Dataset rows for apps and sites

::::::::::

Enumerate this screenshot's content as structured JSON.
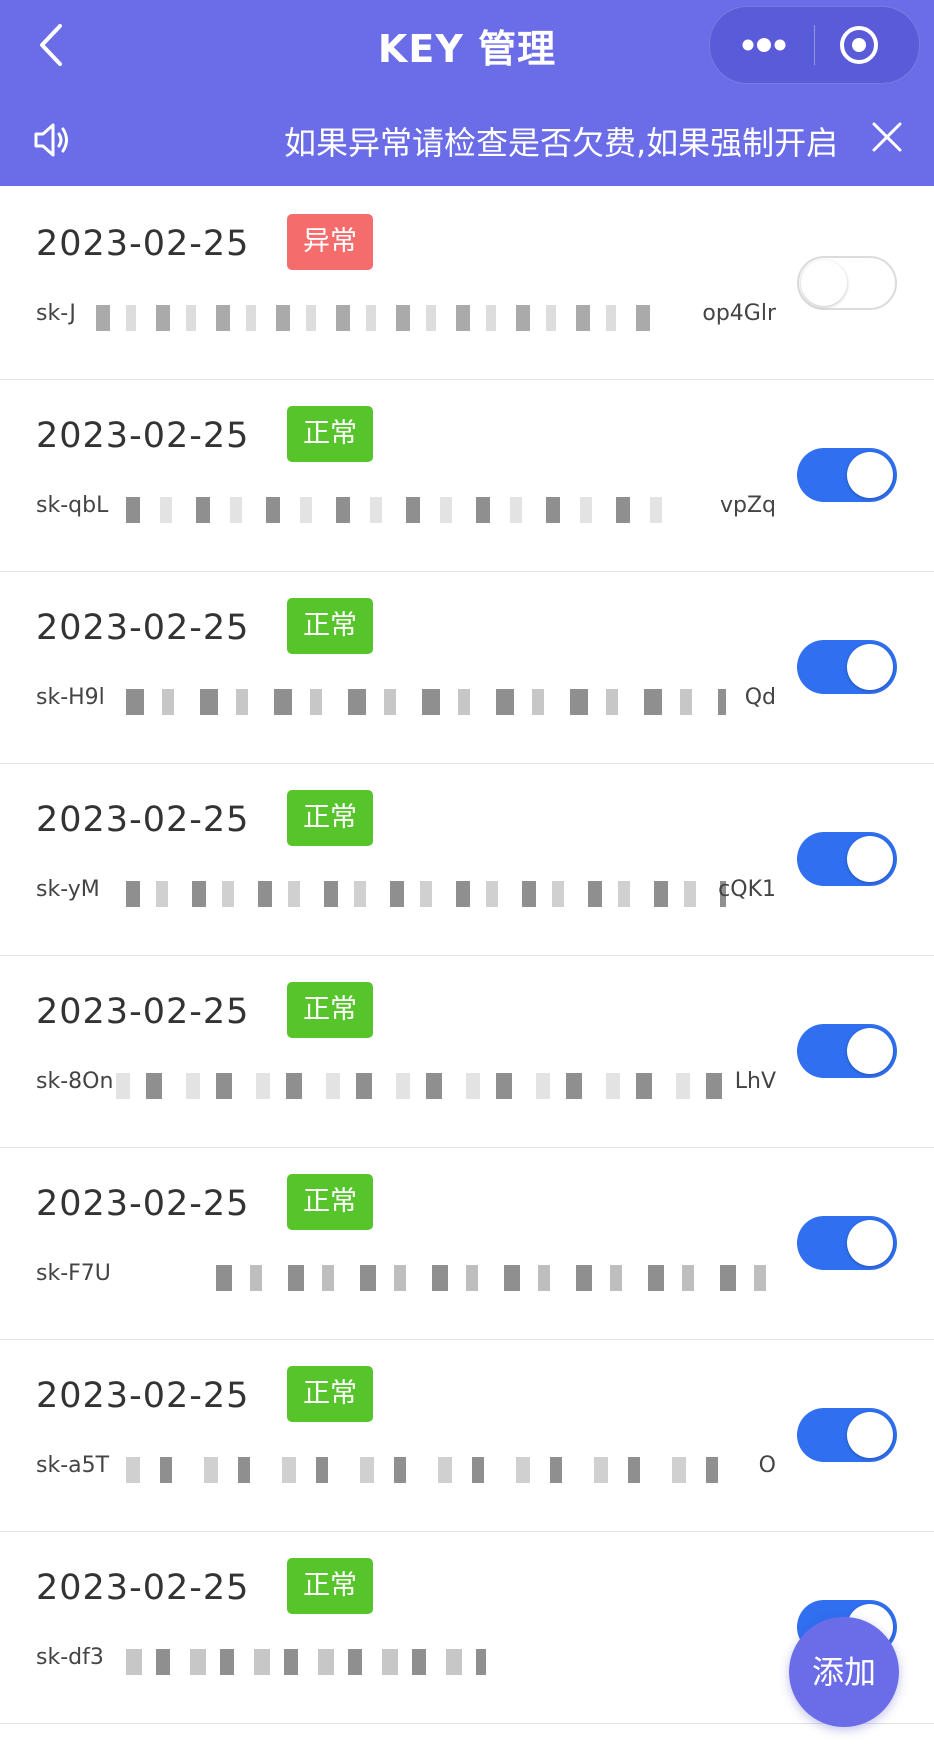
{
  "navbar": {
    "title": "KEY 管理",
    "back_icon": "chevron-left-icon",
    "more_icon": "more-dots-icon",
    "target_icon": "target-circle-icon"
  },
  "notice": {
    "text": "如果异常请检查是否欠费,如果强制开启",
    "speaker_icon": "speaker-icon",
    "close_icon": "close-icon"
  },
  "keys": [
    {
      "date": "2023-02-25",
      "status": "异常",
      "key_start": "sk-J",
      "key_end": "op4Glr",
      "enabled": false
    },
    {
      "date": "2023-02-25",
      "status": "正常",
      "key_start": "sk-qbL",
      "key_end": "vpZq",
      "enabled": true
    },
    {
      "date": "2023-02-25",
      "status": "正常",
      "key_start": "sk-H9l",
      "key_end": "Qd",
      "enabled": true
    },
    {
      "date": "2023-02-25",
      "status": "正常",
      "key_start": "sk-yM",
      "key_end": "cQK1",
      "enabled": true
    },
    {
      "date": "2023-02-25",
      "status": "正常",
      "key_start": "sk-8On",
      "key_end": "LhV",
      "enabled": true
    },
    {
      "date": "2023-02-25",
      "status": "正常",
      "key_start": "sk-F7U",
      "key_end": "",
      "enabled": true
    },
    {
      "date": "2023-02-25",
      "status": "正常",
      "key_start": "sk-a5T",
      "key_end": "O",
      "enabled": true
    },
    {
      "date": "2023-02-25",
      "status": "正常",
      "key_start": "sk-df3",
      "key_end": "",
      "enabled": true
    }
  ],
  "fab": {
    "label": "添加"
  },
  "colors": {
    "primary": "#6b6ce8",
    "switch_on": "#2f6ff0",
    "abnormal": "#f56c6c",
    "normal": "#58c42b"
  }
}
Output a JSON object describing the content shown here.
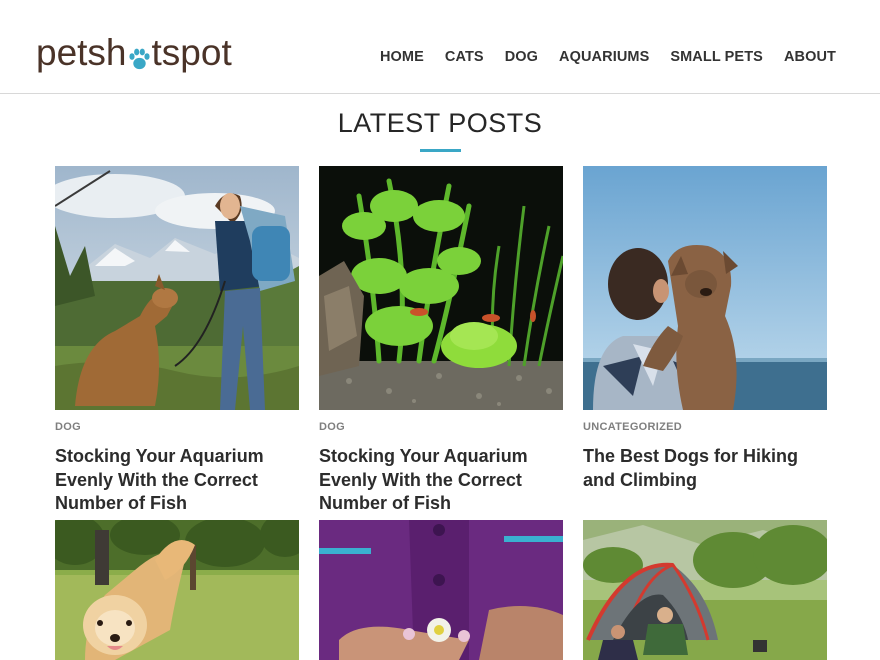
{
  "site": {
    "logo_text_left": "petsh",
    "logo_text_right": "tspot",
    "logo_paw_icon": "paw-icon",
    "logo_color": "#4a3328",
    "paw_color": "#3aa7c6"
  },
  "nav": {
    "items": [
      {
        "label": "HOME"
      },
      {
        "label": "CATS"
      },
      {
        "label": "DOG"
      },
      {
        "label": "AQUARIUMS"
      },
      {
        "label": "SMALL PETS"
      },
      {
        "label": "ABOUT"
      }
    ]
  },
  "main": {
    "section_title": "LATEST POSTS",
    "accent_color": "#3aa7c6",
    "posts": [
      {
        "category": "DOG",
        "title": "Stocking Your Aquarium Evenly With the Correct Number of Fish",
        "image": "woman hiking with dog"
      },
      {
        "category": "DOG",
        "title": "Stocking Your Aquarium Evenly With the Correct Number of Fish",
        "image": "aquarium plants and fish"
      },
      {
        "category": "UNCATEGORIZED",
        "title": "The Best Dogs for Hiking and Climbing",
        "image": "man hugging dog by sea"
      }
    ],
    "bottom_images": [
      {
        "image": "golden retriever in park"
      },
      {
        "image": "purple uniform holding flower"
      },
      {
        "image": "camping tent in meadow"
      }
    ]
  }
}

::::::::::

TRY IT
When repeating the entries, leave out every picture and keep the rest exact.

OUTPUT FOR THIS EXERCISE
Enumerate this screenshot's content as structured JSON.
{
  "navbar": {
    "title": "KEY 管理",
    "back_icon": "chevron-left-icon",
    "more_icon": "more-dots-icon",
    "target_icon": "target-circle-icon"
  },
  "notice": {
    "text": "如果异常请检查是否欠费,如果强制开启",
    "speaker_icon": "speaker-icon",
    "close_icon": "close-icon"
  },
  "keys": [
    {
      "date": "2023-02-25",
      "status": "异常",
      "key_start": "sk-J",
      "key_end": "op4Glr",
      "enabled": false
    },
    {
      "date": "2023-02-25",
      "status": "正常",
      "key_start": "sk-qbL",
      "key_end": "vpZq",
      "enabled": true
    },
    {
      "date": "2023-02-25",
      "status": "正常",
      "key_start": "sk-H9l",
      "key_end": "Qd",
      "enabled": true
    },
    {
      "date": "2023-02-25",
      "status": "正常",
      "key_start": "sk-yM",
      "key_end": "cQK1",
      "enabled": true
    },
    {
      "date": "2023-02-25",
      "status": "正常",
      "key_start": "sk-8On",
      "key_end": "LhV",
      "enabled": true
    },
    {
      "date": "2023-02-25",
      "status": "正常",
      "key_start": "sk-F7U",
      "key_end": "",
      "enabled": true
    },
    {
      "date": "2023-02-25",
      "status": "正常",
      "key_start": "sk-a5T",
      "key_end": "O",
      "enabled": true
    },
    {
      "date": "2023-02-25",
      "status": "正常",
      "key_start": "sk-df3",
      "key_end": "",
      "enabled": true
    }
  ],
  "fab": {
    "label": "添加"
  },
  "colors": {
    "primary": "#6b6ce8",
    "switch_on": "#2f6ff0",
    "abnormal": "#f56c6c",
    "normal": "#58c42b"
  }
}
Output a JSON object describing the content shown here.
{
  "site": {
    "logo_text_left": "petsh",
    "logo_text_right": "tspot",
    "logo_paw_icon": "paw-icon",
    "logo_color": "#4a3328",
    "paw_color": "#3aa7c6"
  },
  "nav": {
    "items": [
      {
        "label": "HOME"
      },
      {
        "label": "CATS"
      },
      {
        "label": "DOG"
      },
      {
        "label": "AQUARIUMS"
      },
      {
        "label": "SMALL PETS"
      },
      {
        "label": "ABOUT"
      }
    ]
  },
  "main": {
    "section_title": "LATEST POSTS",
    "accent_color": "#3aa7c6",
    "posts": [
      {
        "category": "DOG",
        "title": "Stocking Your Aquarium Evenly With the Correct Number of Fish",
        "image": "woman hiking with dog"
      },
      {
        "category": "DOG",
        "title": "Stocking Your Aquarium Evenly With the Correct Number of Fish",
        "image": "aquarium plants and fish"
      },
      {
        "category": "UNCATEGORIZED",
        "title": "The Best Dogs for Hiking and Climbing",
        "image": "man hugging dog by sea"
      }
    ],
    "bottom_images": [
      {
        "image": "golden retriever in park"
      },
      {
        "image": "purple uniform holding flower"
      },
      {
        "image": "camping tent in meadow"
      }
    ]
  }
}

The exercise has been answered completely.